ASSIGNMENT
If a line of the listing contains the string "copy", return that line.

DATA LISTING
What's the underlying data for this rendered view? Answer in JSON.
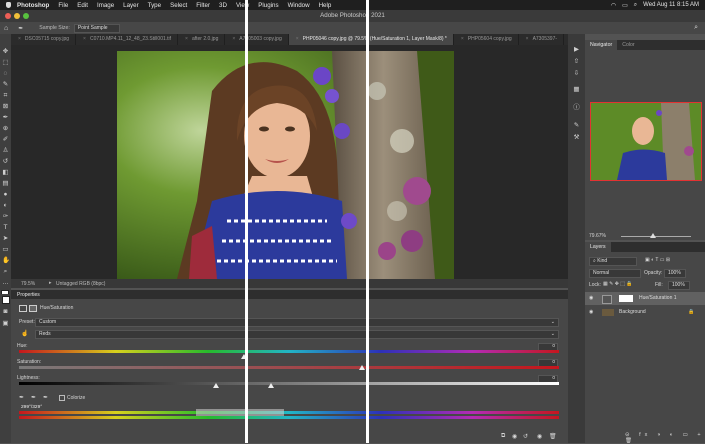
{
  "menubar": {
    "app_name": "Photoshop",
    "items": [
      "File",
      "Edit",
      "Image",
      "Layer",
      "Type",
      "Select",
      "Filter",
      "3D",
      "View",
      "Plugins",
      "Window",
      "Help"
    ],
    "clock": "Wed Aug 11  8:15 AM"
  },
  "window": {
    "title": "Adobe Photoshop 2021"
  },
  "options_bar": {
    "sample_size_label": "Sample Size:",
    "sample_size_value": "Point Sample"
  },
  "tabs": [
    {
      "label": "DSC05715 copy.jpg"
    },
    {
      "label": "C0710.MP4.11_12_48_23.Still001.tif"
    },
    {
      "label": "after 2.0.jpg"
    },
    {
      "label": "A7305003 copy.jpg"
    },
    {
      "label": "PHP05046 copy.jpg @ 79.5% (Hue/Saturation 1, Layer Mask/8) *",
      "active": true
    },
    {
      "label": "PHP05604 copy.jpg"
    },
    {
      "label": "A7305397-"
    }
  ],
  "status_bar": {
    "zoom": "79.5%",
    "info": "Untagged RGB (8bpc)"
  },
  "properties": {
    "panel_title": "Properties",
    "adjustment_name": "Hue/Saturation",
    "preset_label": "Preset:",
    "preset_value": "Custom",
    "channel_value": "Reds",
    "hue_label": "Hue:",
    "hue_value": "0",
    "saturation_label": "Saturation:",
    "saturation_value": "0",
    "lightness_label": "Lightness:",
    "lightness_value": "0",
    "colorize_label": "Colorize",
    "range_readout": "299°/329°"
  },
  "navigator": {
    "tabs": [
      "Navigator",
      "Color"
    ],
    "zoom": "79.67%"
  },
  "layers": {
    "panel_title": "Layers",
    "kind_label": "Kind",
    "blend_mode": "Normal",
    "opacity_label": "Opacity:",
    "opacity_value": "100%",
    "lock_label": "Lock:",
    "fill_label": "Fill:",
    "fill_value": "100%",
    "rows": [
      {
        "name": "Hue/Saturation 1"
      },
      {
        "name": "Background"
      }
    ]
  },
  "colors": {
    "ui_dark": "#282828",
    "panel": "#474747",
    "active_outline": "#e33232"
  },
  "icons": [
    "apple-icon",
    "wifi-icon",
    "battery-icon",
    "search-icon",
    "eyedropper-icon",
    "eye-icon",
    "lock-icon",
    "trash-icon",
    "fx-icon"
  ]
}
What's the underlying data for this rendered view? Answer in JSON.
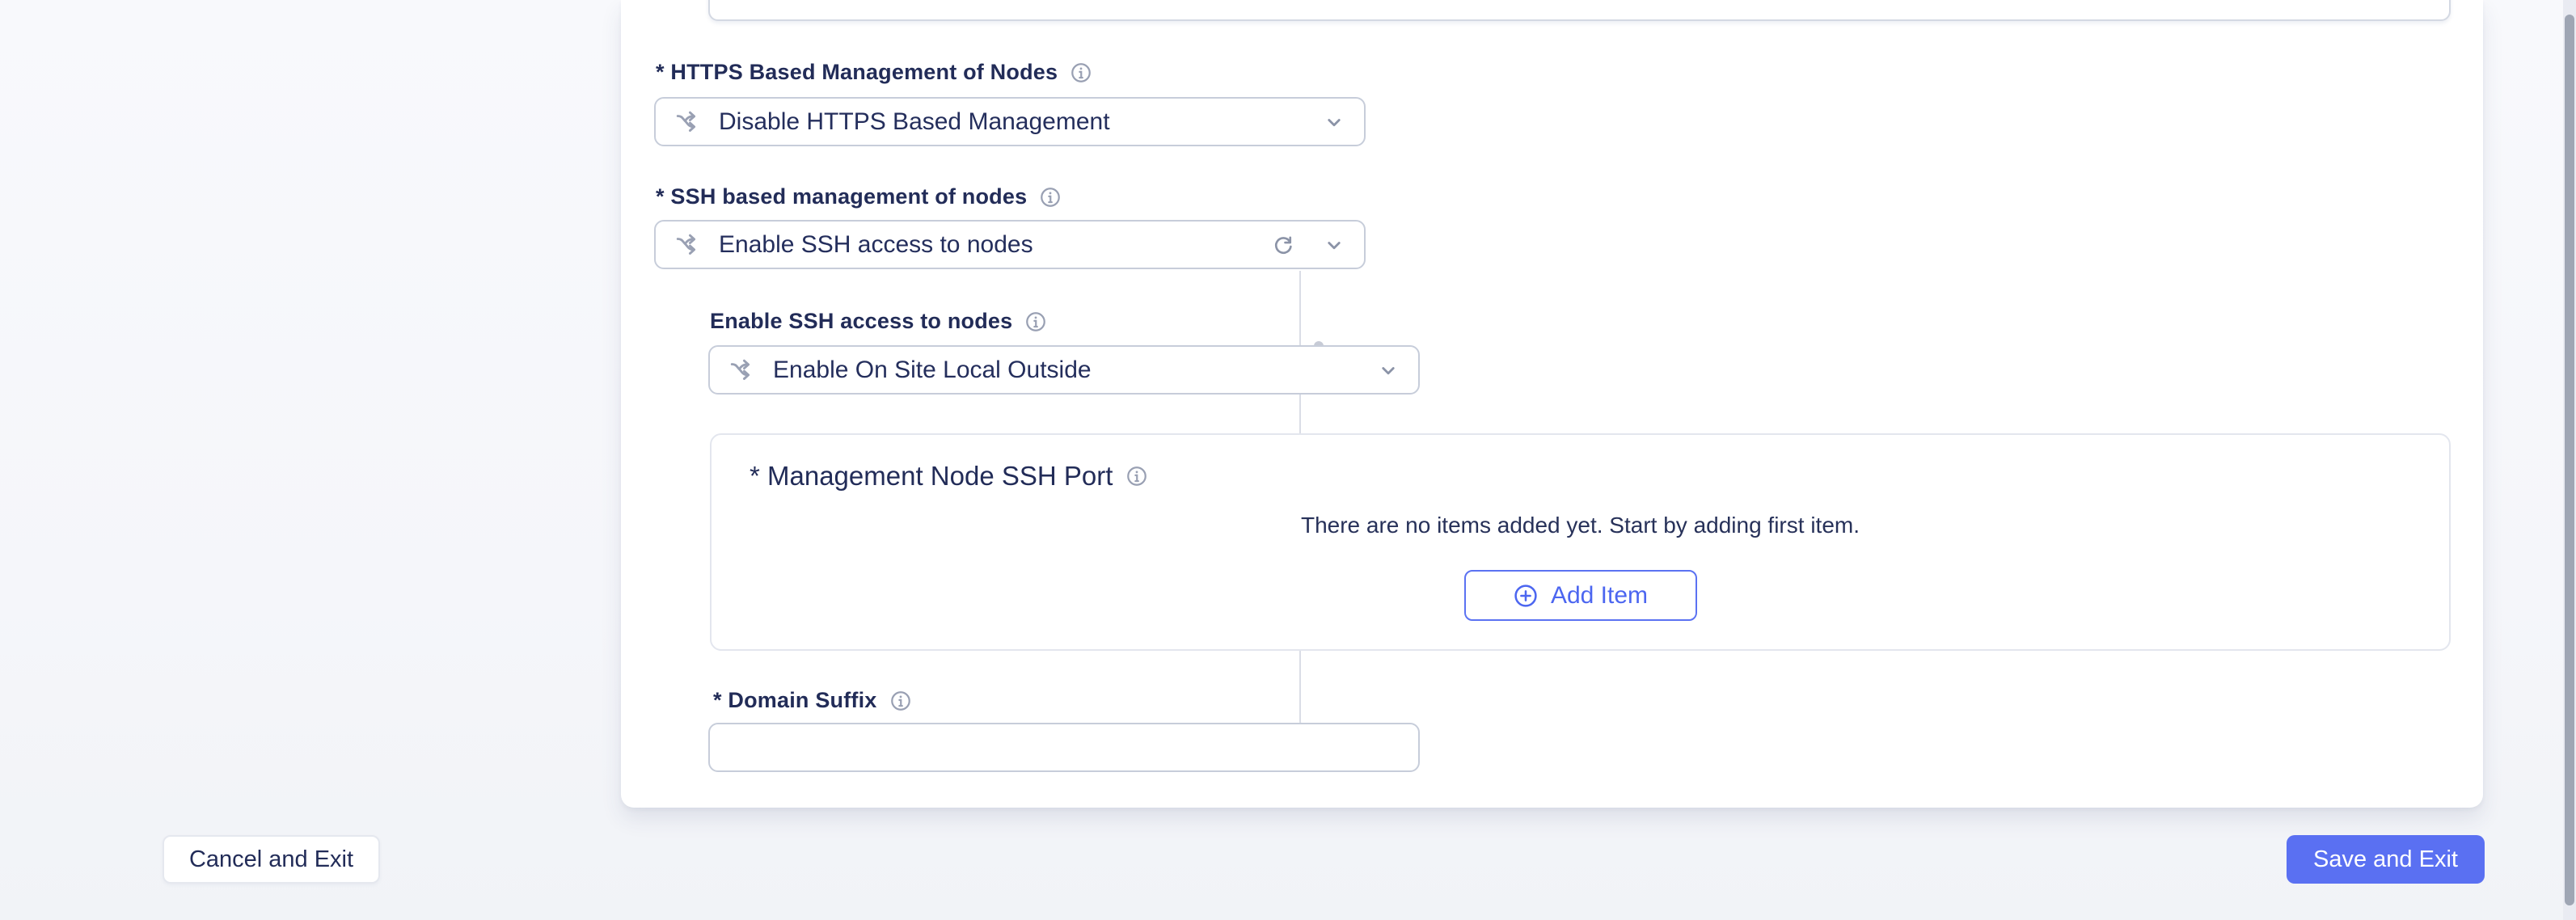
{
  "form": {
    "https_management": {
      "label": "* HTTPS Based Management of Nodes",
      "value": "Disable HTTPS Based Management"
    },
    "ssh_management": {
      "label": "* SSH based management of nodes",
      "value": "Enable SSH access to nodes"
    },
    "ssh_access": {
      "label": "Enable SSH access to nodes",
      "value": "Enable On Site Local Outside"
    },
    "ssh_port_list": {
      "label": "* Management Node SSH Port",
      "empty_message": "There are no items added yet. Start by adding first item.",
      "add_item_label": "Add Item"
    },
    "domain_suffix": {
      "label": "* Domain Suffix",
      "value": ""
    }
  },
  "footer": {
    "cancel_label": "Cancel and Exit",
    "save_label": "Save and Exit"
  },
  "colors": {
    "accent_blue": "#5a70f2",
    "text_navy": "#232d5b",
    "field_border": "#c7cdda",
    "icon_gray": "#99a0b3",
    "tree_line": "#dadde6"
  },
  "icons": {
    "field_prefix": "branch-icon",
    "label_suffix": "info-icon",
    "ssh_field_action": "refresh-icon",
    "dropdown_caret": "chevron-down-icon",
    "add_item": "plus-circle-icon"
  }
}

EXPECTED ANSWER
      "label": "DSC05715 copy.jpg"
      "label": "A7305003 copy.jpg"
      "label": "PHP05046 copy.jpg @ 79.5% (Hue/Saturation 1, Layer Mask/8) *",
      "label": "PHP05604 copy.jpg"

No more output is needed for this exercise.